Harris and Satinover have installed over 20 pieces of political art in “You Have a Voice” exposing issues of civil rights abuse, corruption, and political regression. They have also included works of art by local artists in response to our recent presidential inauguration. This dynamic artist duo built a solid programming schedule into a six week long community engagement to encourage activism through the arts Inspiring scheduled events include,
- Live Spoken Word by KPFA’s Aqueila Lewis and Randy Figures and music by Africali 1/27 7-9pm
- In distress – a Flag Art project with photographer Joshua Coffy 2/11 2-4pm
- Know Your Rights sewing circle community panel with a Bayview /Hunters-Point Legal panel2/24 7-9pm
- Making Art with artists Suchitra Sharma and Mark Harris and SF Poster Syndicate. ¾ 1-4pm
On closing day on March 11 at 10:30am community members will to take their art to the streets and raise their new voices.
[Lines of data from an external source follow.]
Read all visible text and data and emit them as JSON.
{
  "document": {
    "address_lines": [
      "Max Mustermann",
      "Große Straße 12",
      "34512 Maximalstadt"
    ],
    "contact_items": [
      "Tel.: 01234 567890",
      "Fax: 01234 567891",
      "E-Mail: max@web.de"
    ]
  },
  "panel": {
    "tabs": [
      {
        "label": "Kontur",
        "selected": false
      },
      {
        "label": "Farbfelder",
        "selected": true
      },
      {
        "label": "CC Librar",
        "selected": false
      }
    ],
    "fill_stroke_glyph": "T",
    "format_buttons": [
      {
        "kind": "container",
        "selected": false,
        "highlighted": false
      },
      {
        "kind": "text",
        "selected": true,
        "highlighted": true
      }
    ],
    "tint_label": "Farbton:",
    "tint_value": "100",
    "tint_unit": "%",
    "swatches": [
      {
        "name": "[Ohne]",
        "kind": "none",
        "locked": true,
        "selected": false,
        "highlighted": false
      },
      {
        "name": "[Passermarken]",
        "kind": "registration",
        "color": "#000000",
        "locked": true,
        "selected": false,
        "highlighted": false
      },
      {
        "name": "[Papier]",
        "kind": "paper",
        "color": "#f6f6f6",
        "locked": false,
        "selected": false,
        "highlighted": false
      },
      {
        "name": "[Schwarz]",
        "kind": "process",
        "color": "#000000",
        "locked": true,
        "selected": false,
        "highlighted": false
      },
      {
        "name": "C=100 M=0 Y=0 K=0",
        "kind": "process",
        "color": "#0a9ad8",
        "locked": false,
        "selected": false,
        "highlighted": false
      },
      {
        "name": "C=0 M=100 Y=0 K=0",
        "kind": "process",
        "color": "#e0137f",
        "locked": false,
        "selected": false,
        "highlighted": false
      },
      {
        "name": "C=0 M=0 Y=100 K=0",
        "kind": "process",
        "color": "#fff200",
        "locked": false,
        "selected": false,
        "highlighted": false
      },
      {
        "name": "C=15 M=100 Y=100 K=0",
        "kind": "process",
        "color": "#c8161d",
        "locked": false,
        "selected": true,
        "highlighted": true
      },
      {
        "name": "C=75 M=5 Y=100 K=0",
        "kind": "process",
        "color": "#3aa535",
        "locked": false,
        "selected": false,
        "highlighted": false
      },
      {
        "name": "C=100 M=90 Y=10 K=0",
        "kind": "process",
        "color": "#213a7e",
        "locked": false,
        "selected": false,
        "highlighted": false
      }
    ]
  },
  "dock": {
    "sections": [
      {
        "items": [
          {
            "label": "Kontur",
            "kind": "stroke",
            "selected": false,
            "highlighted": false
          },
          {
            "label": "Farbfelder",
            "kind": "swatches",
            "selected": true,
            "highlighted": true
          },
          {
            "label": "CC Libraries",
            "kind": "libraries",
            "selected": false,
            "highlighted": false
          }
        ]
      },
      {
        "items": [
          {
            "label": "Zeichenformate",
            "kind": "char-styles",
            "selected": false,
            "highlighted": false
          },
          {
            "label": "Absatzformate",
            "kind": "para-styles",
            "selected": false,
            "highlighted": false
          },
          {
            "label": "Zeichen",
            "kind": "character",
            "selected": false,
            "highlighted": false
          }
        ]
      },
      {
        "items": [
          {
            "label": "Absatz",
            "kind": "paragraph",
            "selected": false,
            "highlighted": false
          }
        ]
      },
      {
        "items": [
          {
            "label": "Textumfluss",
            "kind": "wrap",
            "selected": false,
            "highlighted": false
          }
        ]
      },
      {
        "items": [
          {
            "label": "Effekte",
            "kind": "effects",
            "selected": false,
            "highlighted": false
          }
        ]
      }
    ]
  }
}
I will be there to stand by this amazing artist community and march my political piece up Third Street with my new local voice.
Article by Megan Segre
Megan Segre is currently a contributing member and the assistant editor at ProximityArts.org. After graduating from UCLA in 1984 she worked as a legislative correspondent on the Committee for Commerce, Science and Transportation. Read more about Megan on our contributors page.